Namaste! I am Dipak Paswan from Nepal. I love to write articles about Asian religion and cultures. If you like this post or have any question please leave me a comment or use the contact page to reach me.
Karma is totally Buddhist terminology and Buddhist practice. Today the word has been picked up everywhere, even in the dictionaries, but it is totally Buddhist. The Nature of life In particular, what we consider to be pleasure in life, for example having a companion or building a family, some way or another brings a lot of pain, too. Every one of us seeks happiness, so we look for a companion, thinking that companionship will .
The word ‘karma’ sounds very romantic, because it is Sanskrit and people don’t know exactly what it means. To me, karma is some kind of natural law, which governs the things that are happening in our minds and within our lives. What is taking place has definitely not been created by anybody other than ourselves, yet, when we start experiencing the result, we have no control over it. Points to think about in Relation .
There are three general skill levels of thangka painters are hobbyist, professionals, and masters. You can find out the skill of the artist by looking closely at the lines, such as those used to make waves, clouds, and the faces of people, gods, goddesses, and animals. The finer and clearer the lines, the greater the skill involved. A thangka painted by a master will cost more than one painted by a professional. The student .
Sketching is the major work in creating the art. Sketching involved several steps, the first of which was to lay down the main lines of orientation. Most important was the central vertical axis, for this would be the exact center of the painting around which the artist would plan the rest of the composition.
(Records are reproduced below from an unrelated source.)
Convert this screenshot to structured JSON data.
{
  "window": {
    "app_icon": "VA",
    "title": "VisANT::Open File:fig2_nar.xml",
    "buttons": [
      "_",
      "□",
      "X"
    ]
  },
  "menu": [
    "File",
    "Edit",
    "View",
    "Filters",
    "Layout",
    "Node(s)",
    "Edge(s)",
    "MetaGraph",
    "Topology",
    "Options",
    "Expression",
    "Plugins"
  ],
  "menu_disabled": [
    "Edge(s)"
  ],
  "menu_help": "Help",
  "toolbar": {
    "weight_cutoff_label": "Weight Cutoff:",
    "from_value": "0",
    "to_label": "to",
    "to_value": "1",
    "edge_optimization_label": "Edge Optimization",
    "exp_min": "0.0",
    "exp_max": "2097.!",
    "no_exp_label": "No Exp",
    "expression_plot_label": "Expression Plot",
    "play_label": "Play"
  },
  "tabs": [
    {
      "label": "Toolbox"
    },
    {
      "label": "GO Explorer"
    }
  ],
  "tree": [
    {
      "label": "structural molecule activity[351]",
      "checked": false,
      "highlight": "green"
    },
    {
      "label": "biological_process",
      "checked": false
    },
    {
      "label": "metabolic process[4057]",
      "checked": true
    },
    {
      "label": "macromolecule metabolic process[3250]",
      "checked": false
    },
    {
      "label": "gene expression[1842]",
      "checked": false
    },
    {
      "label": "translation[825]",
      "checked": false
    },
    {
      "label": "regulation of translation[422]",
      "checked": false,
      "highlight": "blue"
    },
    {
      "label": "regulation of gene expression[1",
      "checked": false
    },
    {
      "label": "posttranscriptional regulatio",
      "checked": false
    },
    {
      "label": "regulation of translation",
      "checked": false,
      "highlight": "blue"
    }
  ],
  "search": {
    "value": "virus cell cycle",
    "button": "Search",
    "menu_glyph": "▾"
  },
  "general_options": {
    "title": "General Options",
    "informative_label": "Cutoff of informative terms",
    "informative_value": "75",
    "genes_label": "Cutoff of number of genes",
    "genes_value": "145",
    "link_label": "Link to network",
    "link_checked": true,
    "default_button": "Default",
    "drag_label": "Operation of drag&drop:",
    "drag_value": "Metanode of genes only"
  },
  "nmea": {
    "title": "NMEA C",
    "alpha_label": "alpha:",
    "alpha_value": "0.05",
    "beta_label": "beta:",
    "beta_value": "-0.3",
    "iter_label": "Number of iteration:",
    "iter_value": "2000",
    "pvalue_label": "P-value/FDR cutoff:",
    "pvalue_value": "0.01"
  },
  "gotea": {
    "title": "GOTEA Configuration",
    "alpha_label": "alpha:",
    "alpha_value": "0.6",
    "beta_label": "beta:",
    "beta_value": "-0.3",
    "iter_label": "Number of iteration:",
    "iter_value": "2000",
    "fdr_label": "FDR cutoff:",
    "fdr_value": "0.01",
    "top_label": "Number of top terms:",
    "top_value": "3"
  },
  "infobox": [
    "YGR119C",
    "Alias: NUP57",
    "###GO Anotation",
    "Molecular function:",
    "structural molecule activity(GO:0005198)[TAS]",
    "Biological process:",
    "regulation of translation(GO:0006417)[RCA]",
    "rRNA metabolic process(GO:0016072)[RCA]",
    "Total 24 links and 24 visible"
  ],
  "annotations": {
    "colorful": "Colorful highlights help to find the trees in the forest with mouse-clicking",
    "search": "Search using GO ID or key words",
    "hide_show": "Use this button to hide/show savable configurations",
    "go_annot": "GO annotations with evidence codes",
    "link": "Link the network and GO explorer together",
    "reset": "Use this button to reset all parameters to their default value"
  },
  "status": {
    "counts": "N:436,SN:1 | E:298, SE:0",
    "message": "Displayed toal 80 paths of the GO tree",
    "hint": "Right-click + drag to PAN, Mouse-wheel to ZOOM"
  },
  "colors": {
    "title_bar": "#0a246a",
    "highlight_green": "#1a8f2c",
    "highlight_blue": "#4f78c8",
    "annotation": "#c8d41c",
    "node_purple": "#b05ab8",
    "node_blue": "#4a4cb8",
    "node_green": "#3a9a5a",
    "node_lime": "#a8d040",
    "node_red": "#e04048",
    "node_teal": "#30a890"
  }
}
The vertical axis usually marked the center of the main figure, and it was in relation to this line that .
After cleaning the pigment it had only to be mixed with the binder to become paint. For blending a pigment and binder you can simply mix it. Paint preparation can take a full day to prepare the five primary colors. Traditionally, the materials included a variety of mineral and vegetable substances minerals, precious stones, bark, leaves, flowers (especially the rock rose), gold, silver, copper, etc. Each had to be collected from its source in different .
The thangka painter’s palette consisted mainly of paints derived from the mineral pigments . Tibetan artists also made some of their paints by mixing the pigments with organic dyes and lakes such as indigo and lac dye. Important mixtures of this type included the blending of each of these two dyes with white. But since the dyes and lakes were mainly used during the shading and outlining stages that followed the initial application of .
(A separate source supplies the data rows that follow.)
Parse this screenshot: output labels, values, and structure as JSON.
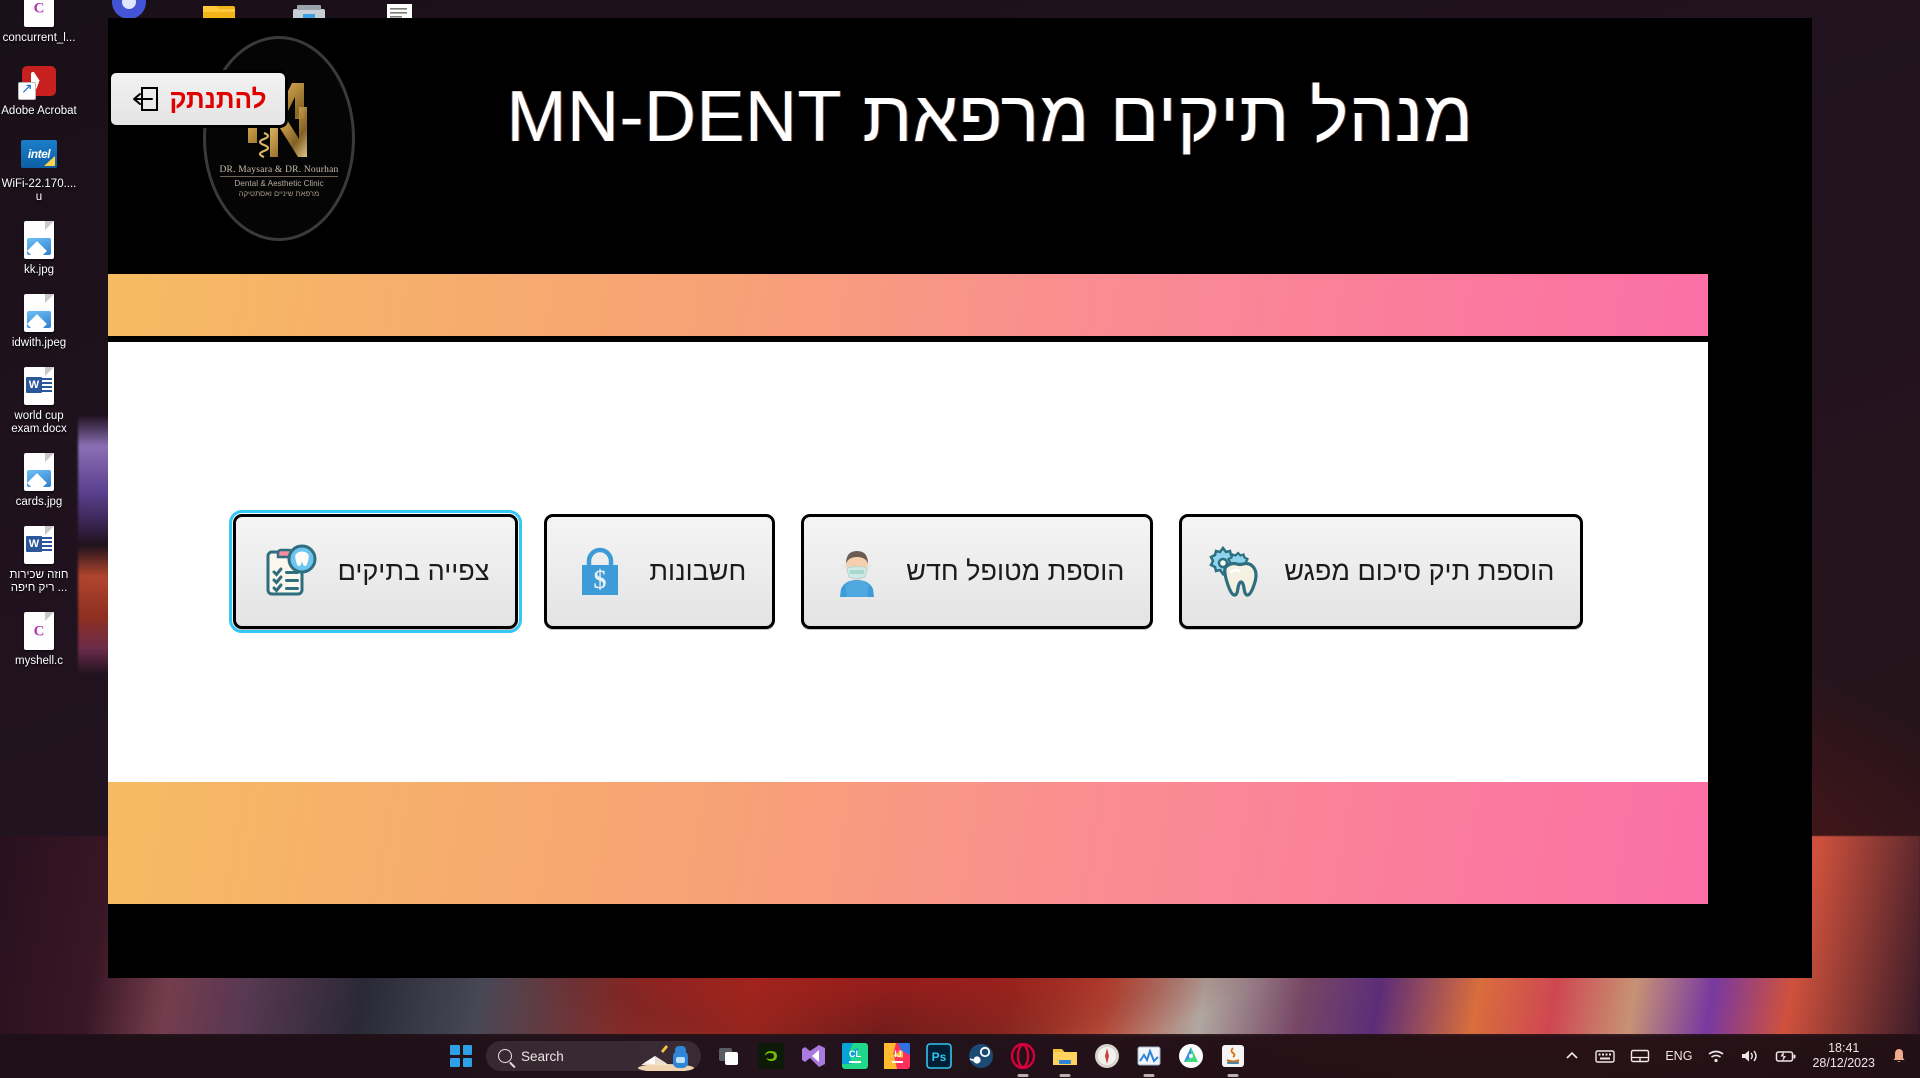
{
  "desktop": {
    "icons": [
      {
        "label": "concurrent_l...",
        "type": "c-file",
        "icon_name": "c-source-file-icon"
      },
      {
        "label": "Adobe Acrobat",
        "type": "acrobat",
        "icon_name": "adobe-acrobat-icon"
      },
      {
        "label": "WiFi-22.170.... u",
        "type": "intel",
        "icon_name": "intel-installer-icon"
      },
      {
        "label": "kk.jpg",
        "type": "image",
        "icon_name": "image-file-icon"
      },
      {
        "label": "idwith.jpeg",
        "type": "image",
        "icon_name": "image-file-icon"
      },
      {
        "label": "world cup exam.docx",
        "type": "word",
        "icon_name": "word-document-icon"
      },
      {
        "label": "cards.jpg",
        "type": "image",
        "icon_name": "image-file-icon"
      },
      {
        "label": "חוזה שכירות ריק חיפה ...",
        "type": "word",
        "icon_name": "word-document-icon"
      },
      {
        "label": "myshell.c",
        "type": "c-file",
        "icon_name": "c-source-file-icon"
      }
    ]
  },
  "app": {
    "title": "מנהל תיקים מרפאת MN-DENT",
    "logo": {
      "line1": "DR. Maysara & DR. Nourhan",
      "line2": "Dental & Aesthetic Clinic",
      "line3": "מרפאת שיניים ואסתטיקה",
      "mark": "MN"
    },
    "colors": {
      "gradient_start": "#F6BB62",
      "gradient_end": "#FB6FA6",
      "focus_ring": "#35C6F4",
      "logout_text": "#E00000",
      "icon_teal": "#2E6E7E",
      "icon_blue": "#3D9BD8"
    },
    "buttons": [
      {
        "label": "צפייה בתיקים",
        "icon_name": "clipboard-tooth-icon",
        "focused": true
      },
      {
        "label": "חשבונות",
        "icon_name": "shopping-bag-dollar-icon",
        "focused": false
      },
      {
        "label": "הוספת מטופל חדש",
        "icon_name": "masked-patient-icon",
        "focused": false
      },
      {
        "label": "הוספת תיק סיכום מפגש",
        "icon_name": "tooth-gears-icon",
        "focused": false
      }
    ],
    "logout": {
      "label": "להתנתק",
      "icon_name": "logout-arrow-icon"
    }
  },
  "taskbar": {
    "start_name": "windows-start-icon",
    "search": {
      "placeholder": "Search",
      "icon_name": "search-icon"
    },
    "apps": [
      {
        "name": "task-view-icon",
        "running": false
      },
      {
        "name": "nvidia-icon",
        "running": false
      },
      {
        "name": "visual-studio-icon",
        "running": false
      },
      {
        "name": "clion-icon",
        "running": false
      },
      {
        "name": "intellij-idea-icon",
        "running": false
      },
      {
        "name": "photoshop-icon",
        "running": false
      },
      {
        "name": "steam-icon",
        "running": false
      },
      {
        "name": "opera-icon",
        "running": true
      },
      {
        "name": "file-explorer-icon",
        "running": true
      },
      {
        "name": "compass-icon",
        "running": false
      },
      {
        "name": "performance-monitor-icon",
        "running": true
      },
      {
        "name": "android-studio-icon",
        "running": false
      },
      {
        "name": "java-icon",
        "running": true
      }
    ],
    "tray": {
      "overflow_icon": "chevron-up-icon",
      "keyboard_icon": "keyboard-icon",
      "touchpad_icon": "touchpad-icon",
      "language": "ENG",
      "wifi_icon": "wifi-icon",
      "volume_icon": "volume-icon",
      "battery_icon": "battery-charging-icon",
      "time": "18:41",
      "date": "28/12/2023",
      "notifications_icon": "notification-bell-icon"
    }
  }
}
Facial Features The last main step involving the application of colours was the rendering of the faces of the main figures. This was in effect the final stage of outlining, and sometimes a master painter would step in at this point and complete the painting of his student. Of all the finishing details, the facial features demanded the most attention, and among these it was the eyes that received the greatest care. The painting .
The brushes (pir) used by our main informants consisted of a brush tip of fine animal hairs attached to the pointed tip of a characteristic type of wooden handle. Brushes constructed in this manner contrast sharply with the Chinese style of paintbrush used throughout East Asia. The latter was usually made by bundling the brush hairs together and inserting them as a plug into a hollow-ended handle. Although many Tibetan artists were familiar with .